*Fuel Up to Play 60 (FUTP 60) is a nationwide in-school wellness program that reaches nearly 73,000 schools. It was created by NDC and the National Football League (NFL), in cooperation with the U.S. Department of Agriculture, to help bring improved nutrition and increased physical activity to life for kids at school. FUTP 60 empowers students to be active for at least 60 minutes a day and “fuel up” with nutrient-rich foods (e.g., low-fat and fat-free milk and milk products, fruits, vegetables, whole grains and lean sources of protein).

Turning the tide: inspired for more

These programs do good work every day helping to alleviate food insecurity and educate about better nutrition, physical activity, health and wellness.


The successes already realized through these programs should inspire us to work a little harder supporting these programs within our communities, to the benefit of all. 

More awareness of the foundation nutrition plays for the future of our kids. 

More support for kids that are our future. 

More resolve in making sure all kids, from the inner city, to the suburbs, to rural communities, have what they need to grow into a strong, healthy and educated adult.

It’s perhaps our most effective, affordable solution for a sustainable future. That’s how we make strong, resilient communities in the new century. 
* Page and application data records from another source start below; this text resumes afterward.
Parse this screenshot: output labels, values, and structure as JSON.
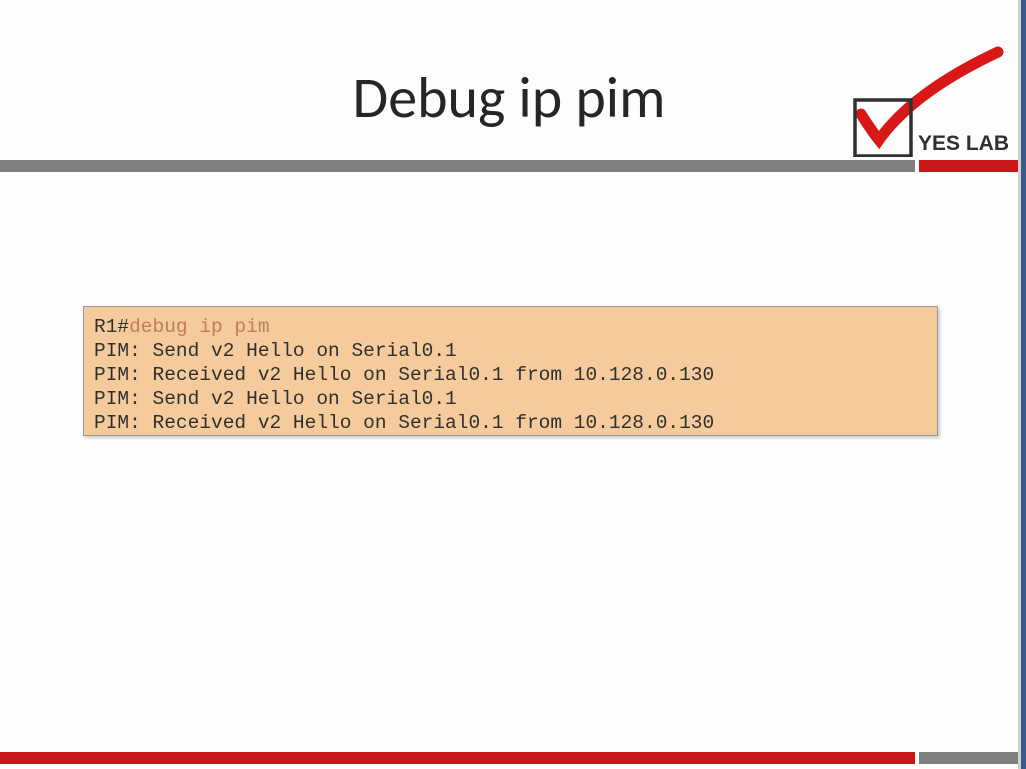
{
  "title": "Debug ip pim",
  "logo": {
    "text": "YES LAB"
  },
  "terminal": {
    "prompt": "R1#",
    "command": "debug ip pim",
    "lines": [
      "PIM: Send v2 Hello on Serial0.1",
      "PIM: Received v2 Hello on Serial0.1 from 10.128.0.130",
      "PIM: Send v2 Hello on Serial0.1",
      "PIM: Received v2 Hello on Serial0.1 from 10.128.0.130"
    ]
  }
}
One kid, one nutritious meal, one nutrient-rich glass of milk at a time.